Simon Burns (The Minister of State, Department of Health; Chelmsford, Conservative)
It is not unusual. We have had a considerably long debate on the clause, and several of the hon. Gentleman’s hon. Friends asked a series of questions that they—particularly the right hon. Member for Rother Valley—want answers to. It is only fair to hon. Members to give them the answers to their questions.
The hon. Member for Leicester West asked why we are proposing a system where legal arguments on competition would trump patients’ interests. We are not. It is actually the contrary. Monitor will seek to protect patients’ interests, which is consistent with the role of the OFT and the competition authorities in protecting consumer interests. Competition law would not trump patients’ interests. Rather, as I said earlier, Monitor would apply competition law to protect those interests.
The hon. Lady also asked why Monitor had a principal duty to promote competition. That is actually not what the Bill states. Monitor’s duty would not be to promote competition as an end in itself, but to protect and promote patients’ interests, as clause 52(1) makes clear.
The hon. Lady asked why we need Monitor if competition is on quality, and how Monitor would improve quality. Monitor’s role in promoting competition is about strengthening incentives to improve quality and efficiency through setting the tariff and intervening where necessary to address restrictions on competition that could undermine improvements in quality. As a regulator, therefore, Monitor’s role is about creating the conditions for commissioners and providers to improve quality, with patient choice as the key driver.
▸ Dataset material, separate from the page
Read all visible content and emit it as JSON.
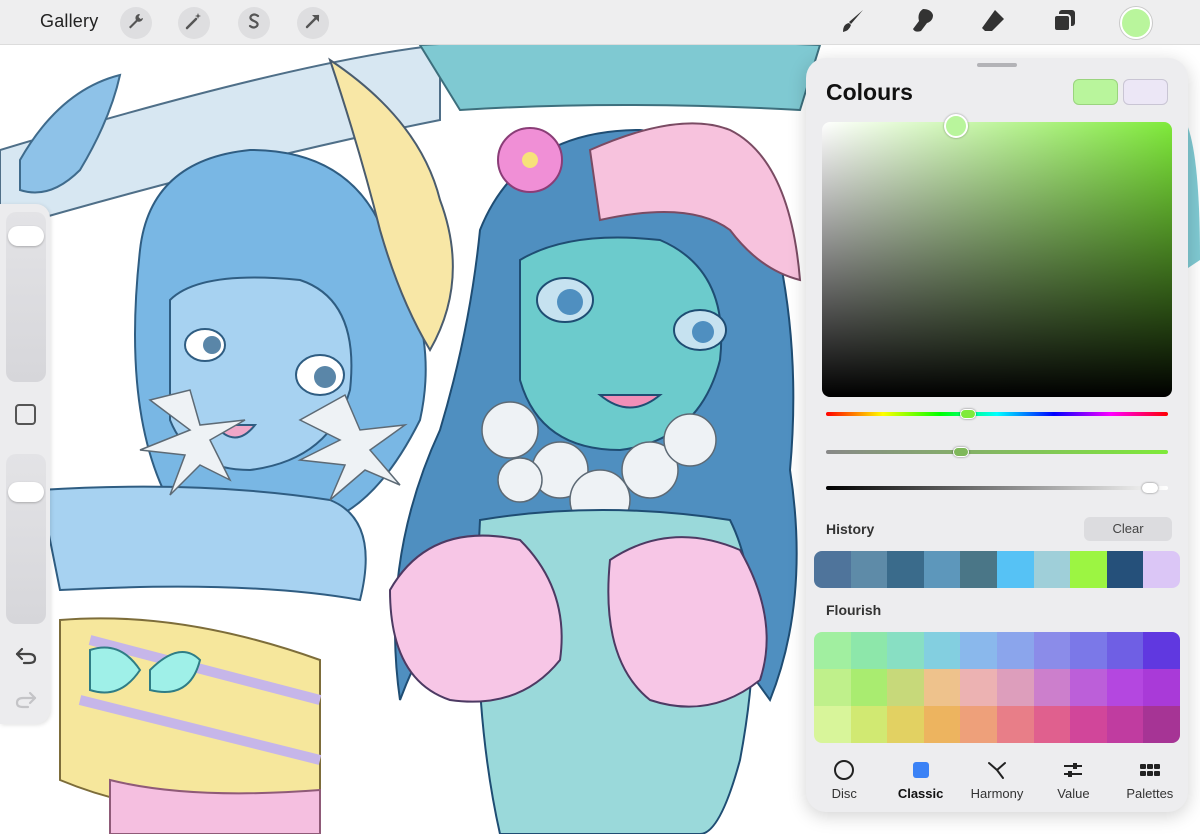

I think it was also the hon. Lady—if it was one of her hon. Friends, she must forgive me—who asked why Monitor should have powers to fine GP consortia as commissioners. That is not what the Bill states, and I hope that she accepts that. [Interruption.]